In New York last night (Wednesday), the presses of the New York Times started rolling with the latest installment of the controversial Pentagon Papers.
In New York last night (Wednesday), the presses of the New York Times started rolling with the latest installment of the controversial Pentagon Papers. Earlier in the day, the United States Supreme Court struck a historic blow for press freedom. By a six-three majority, the court rejected the Nixon administration's efforts to suppress further publication of the secret Pentagon papers on the Vietnam war.
SYNOPSIS: In Times Square, New York, one of the most controversial stories of the year again started rolling off the presses of the New York Times newspaper. Earlier on Wednesday, a historic decision by the United States Supreme Court had cleared the way for the Times--and the Washington Post--to start republishing secret Pentagon papers on the Vietnam war. By a six-three majority, the court had rejected efforts by the Nixon administration to suppress publication of further war secrets. On behalf of the administration, Attorney-General John Mitchell had claimed further publication could harm national security and jeopardise foreign relations in certain departments. But the Supreme Court said the temporary restraint on publication amounted to a flagrant violation of the first amendment to the Constitution--which defends freedom of speech.

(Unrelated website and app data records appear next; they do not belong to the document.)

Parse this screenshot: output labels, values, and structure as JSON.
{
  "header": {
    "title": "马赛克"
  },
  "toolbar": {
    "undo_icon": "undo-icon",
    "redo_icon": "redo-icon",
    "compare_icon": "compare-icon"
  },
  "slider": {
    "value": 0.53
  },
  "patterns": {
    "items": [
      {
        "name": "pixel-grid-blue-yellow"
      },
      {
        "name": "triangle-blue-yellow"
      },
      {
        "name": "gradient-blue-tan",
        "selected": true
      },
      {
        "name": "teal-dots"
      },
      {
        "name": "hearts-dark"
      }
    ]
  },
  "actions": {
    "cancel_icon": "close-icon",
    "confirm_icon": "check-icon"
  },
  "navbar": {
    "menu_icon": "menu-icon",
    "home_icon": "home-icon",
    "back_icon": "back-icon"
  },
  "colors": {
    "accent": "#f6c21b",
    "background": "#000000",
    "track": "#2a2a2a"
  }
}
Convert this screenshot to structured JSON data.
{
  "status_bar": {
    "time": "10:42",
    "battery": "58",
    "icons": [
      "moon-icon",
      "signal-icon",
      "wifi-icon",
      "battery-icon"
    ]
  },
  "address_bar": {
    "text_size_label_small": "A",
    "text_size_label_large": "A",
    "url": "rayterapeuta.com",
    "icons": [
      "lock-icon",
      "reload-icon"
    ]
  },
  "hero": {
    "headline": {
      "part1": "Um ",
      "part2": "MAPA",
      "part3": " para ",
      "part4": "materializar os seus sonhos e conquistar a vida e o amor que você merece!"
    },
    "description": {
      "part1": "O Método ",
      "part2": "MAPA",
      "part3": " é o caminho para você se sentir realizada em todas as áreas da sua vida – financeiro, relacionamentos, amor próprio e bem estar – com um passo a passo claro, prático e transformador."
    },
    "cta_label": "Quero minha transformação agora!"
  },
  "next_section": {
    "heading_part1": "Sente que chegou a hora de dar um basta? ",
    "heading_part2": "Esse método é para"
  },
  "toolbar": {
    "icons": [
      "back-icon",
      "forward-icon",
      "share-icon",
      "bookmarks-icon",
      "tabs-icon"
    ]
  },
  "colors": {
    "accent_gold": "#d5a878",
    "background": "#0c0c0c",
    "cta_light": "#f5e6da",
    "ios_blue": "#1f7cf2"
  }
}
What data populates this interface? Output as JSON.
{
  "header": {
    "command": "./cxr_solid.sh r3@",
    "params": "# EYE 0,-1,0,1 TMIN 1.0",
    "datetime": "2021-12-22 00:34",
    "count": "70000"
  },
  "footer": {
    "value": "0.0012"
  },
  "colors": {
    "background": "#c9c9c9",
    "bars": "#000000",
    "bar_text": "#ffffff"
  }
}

So newspaper accounts of the Pentagon secrets were back on the streets early Thursday morning. After mounting its own top-security operation to publish the Pentagon papers, the Times had planned to carry eight articles. The three articles already published imply that President Johnson was secretly planning escalation of the Vietnam war despite election denials in 1964.